To add to their poor impression, they demanded a big pyrotechnic show (the other stars needed none or only a little) and the main singer grabbed his crotch throughout most of the performance.
That might be acceptable in others genres, but you don’t do that in country music; country folks know how stupid it looks. I’d say he had on tight underwear, but that’s no excuse. If he wasn’t holding himself, he was reaching for it. He looked like a horny, pathetic jerk with only one thing on his mind.
Would I pay money to see these guys in concert and watch that man grab his junk for two hours? Nope. Would I buy their CDs? Nope. Will I brag them up to others? Nope.

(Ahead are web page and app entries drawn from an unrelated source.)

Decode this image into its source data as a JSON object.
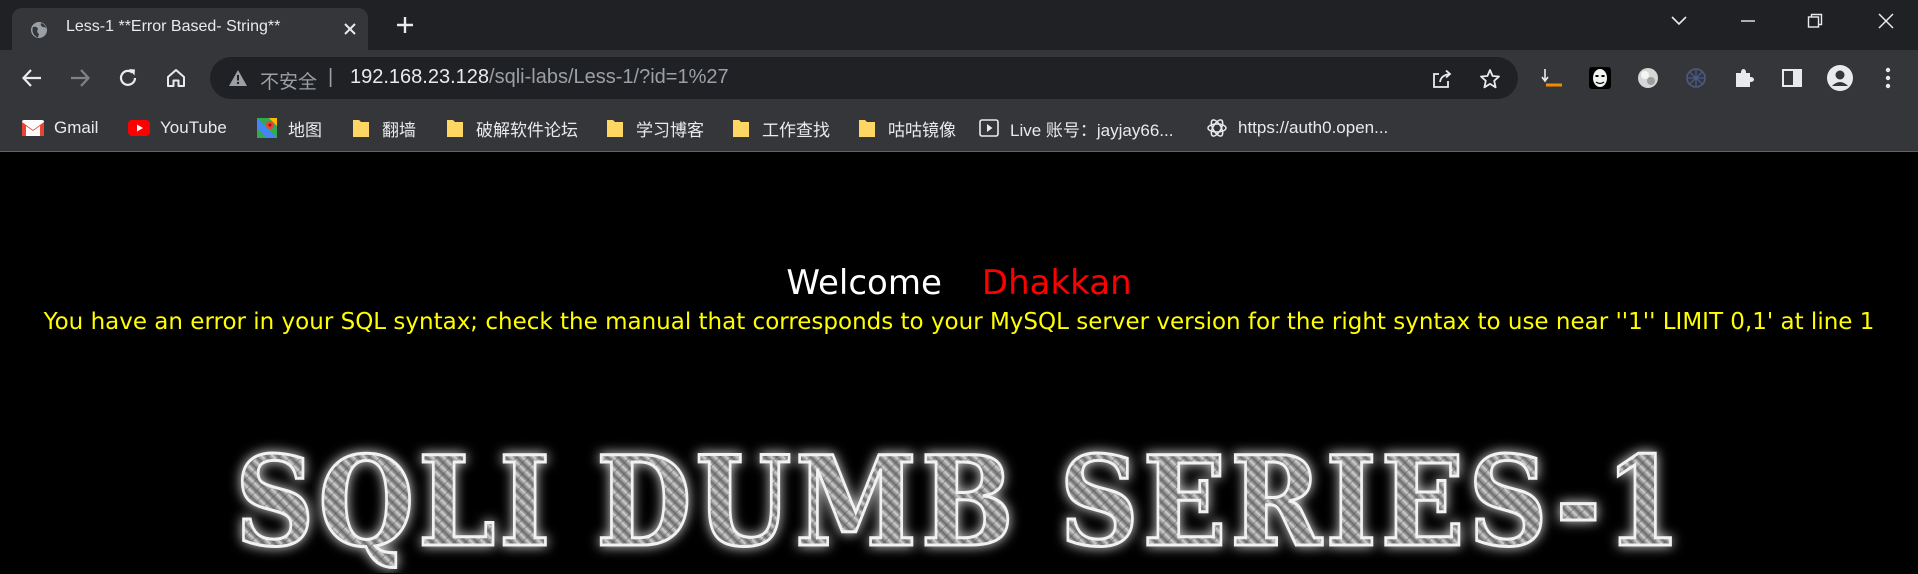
{
  "browser": {
    "tab": {
      "title": "Less-1 **Error Based- String**"
    },
    "address": {
      "security_label": "不安全",
      "separator": "|",
      "host": "192.168.23.128",
      "path": "/sqli-labs/Less-1/?id=1%27"
    },
    "bookmarks": [
      {
        "label": "Gmail",
        "icon": "gmail-icon"
      },
      {
        "label": "YouTube",
        "icon": "youtube-icon"
      },
      {
        "label": "地图",
        "icon": "maps-icon"
      },
      {
        "label": "翻墙",
        "icon": "folder-icon"
      },
      {
        "label": "破解软件论坛",
        "icon": "folder-icon"
      },
      {
        "label": "学习博客",
        "icon": "folder-icon"
      },
      {
        "label": "工作查找",
        "icon": "folder-icon"
      },
      {
        "label": "咕咕镜像",
        "icon": "folder-icon"
      },
      {
        "label": "Live 账号：jayjay66...",
        "icon": "play-icon"
      },
      {
        "label": "https://auth0.open...",
        "icon": "openai-icon"
      }
    ],
    "toolbar_icons": [
      "back-icon",
      "forward-icon",
      "reload-icon",
      "home-icon",
      "share-icon",
      "star-icon",
      "extension-icon",
      "sidepanel-icon",
      "profile-icon",
      "menu-icon"
    ],
    "colors": {
      "frame": "#202124",
      "toolbar": "#35363a",
      "text": "#e8eaed",
      "muted": "#9aa0a6"
    }
  },
  "page": {
    "welcome": "Welcome",
    "name": "Dhakkan",
    "error": "You have an error in your SQL syntax; check the manual that corresponds to your MySQL server version for the right syntax to use near ''1'' LIMIT 0,1' at line 1",
    "banner": "SQLI DUMB SERIES-1",
    "colors": {
      "welcome": "#ffffff",
      "name": "#ff0000",
      "error": "#ffff00",
      "background": "#000000"
    }
  }
}
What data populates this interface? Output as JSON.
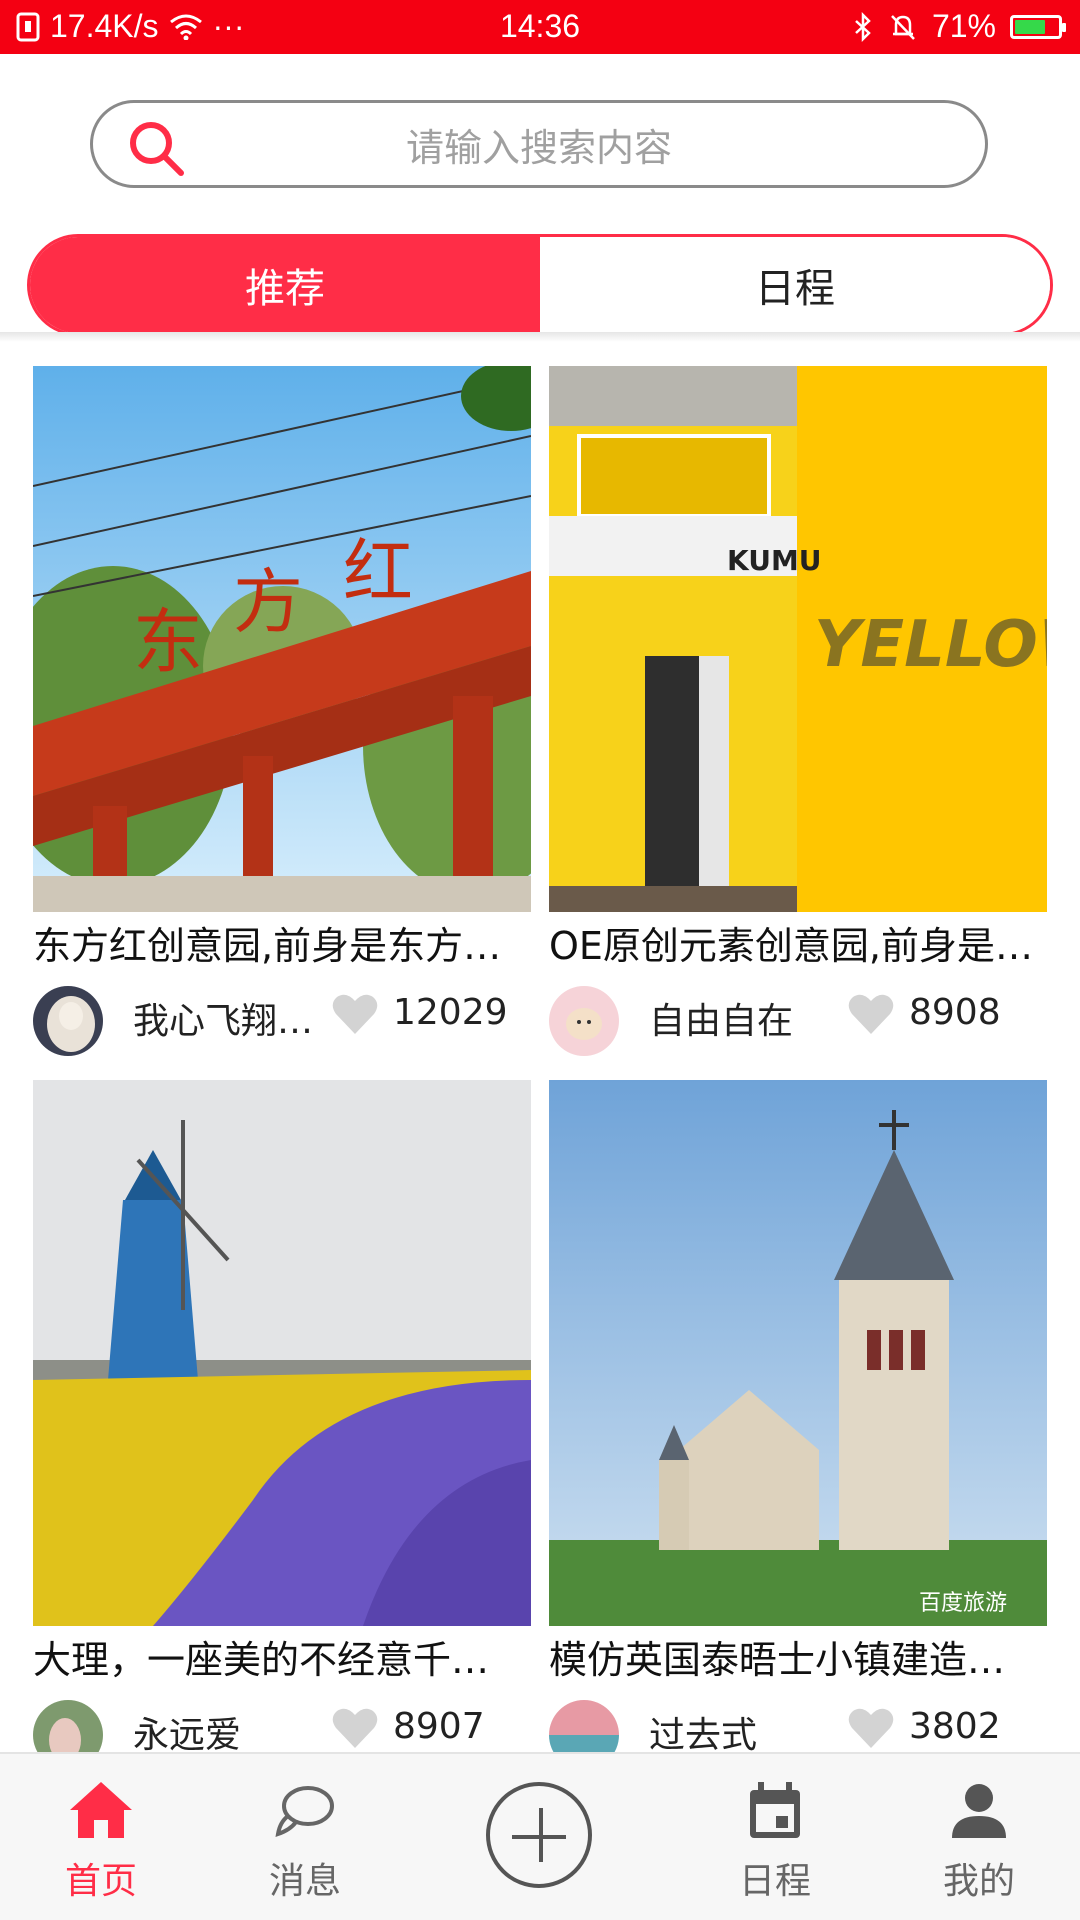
{
  "status_bar": {
    "speed": "17.4K/s",
    "dots": "···",
    "time": "14:36",
    "battery": "71%",
    "battery_level": 0.71
  },
  "search": {
    "placeholder": "请输入搜索内容"
  },
  "tabs": [
    {
      "label": "推荐",
      "active": true
    },
    {
      "label": "日程",
      "active": false
    }
  ],
  "cards": [
    {
      "title": "东方红创意园,前身是东方…",
      "author": "我心飞翔…",
      "likes": "12029",
      "image": "red-gate-photo"
    },
    {
      "title": "OE原创元素创意园,前身是…",
      "author": "自由自在",
      "likes": "8908",
      "image": "yellow-building-photo",
      "image_text": "YELLOW",
      "sign_text": "KUMU"
    },
    {
      "title": "大理，一座美的不经意千…",
      "author": "永远爱",
      "likes": "8907",
      "image": "windmill-flowers-photo"
    },
    {
      "title": "模仿英国泰晤士小镇建造…",
      "author": "过去式",
      "likes": "3802",
      "image": "church-photo",
      "watermark": "百度旅游"
    }
  ],
  "bottom_nav": [
    {
      "label": "首页",
      "icon": "home-icon",
      "active": true
    },
    {
      "label": "消息",
      "icon": "chat-icon",
      "active": false
    },
    {
      "label": "",
      "icon": "add-icon",
      "active": false
    },
    {
      "label": "日程",
      "icon": "calendar-icon",
      "active": false
    },
    {
      "label": "我的",
      "icon": "person-icon",
      "active": false
    }
  ],
  "colors": {
    "status_bar": "#f40012",
    "accent": "#ff2d47",
    "battery_fill": "#35d94a"
  }
}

Did these guys even hang around to meet the fans after the awards show was over? They didn’t bother. Others did though, including Dean Brody (and after being the photographer for my kids all weekend, I finally got to be in a pic with him).
Impressions are not something to be taken lightly. Often, bad impressions are shared more than good impressions, so while you think you are disappointing only the person you’re with, that one person may tell dozens of people.
Think about this when you are at your next writing event or book launch. Will you take time to answer questions from new writers who are eager to learn the craft? Will you be polite when a peer writer has a question or request? What impressions are you imparting on social media? Will you go the extra mile to greet readers and give them a few minutes of your time?
It might mean a few extra minutes standing in misty rain after an exhausting week of performances and engagements, but when it’s all said and done, it’s looking back and knowing you grabbed that opportunity because it can never be redone.
Links to official websites and Facebook pages of those in pictures.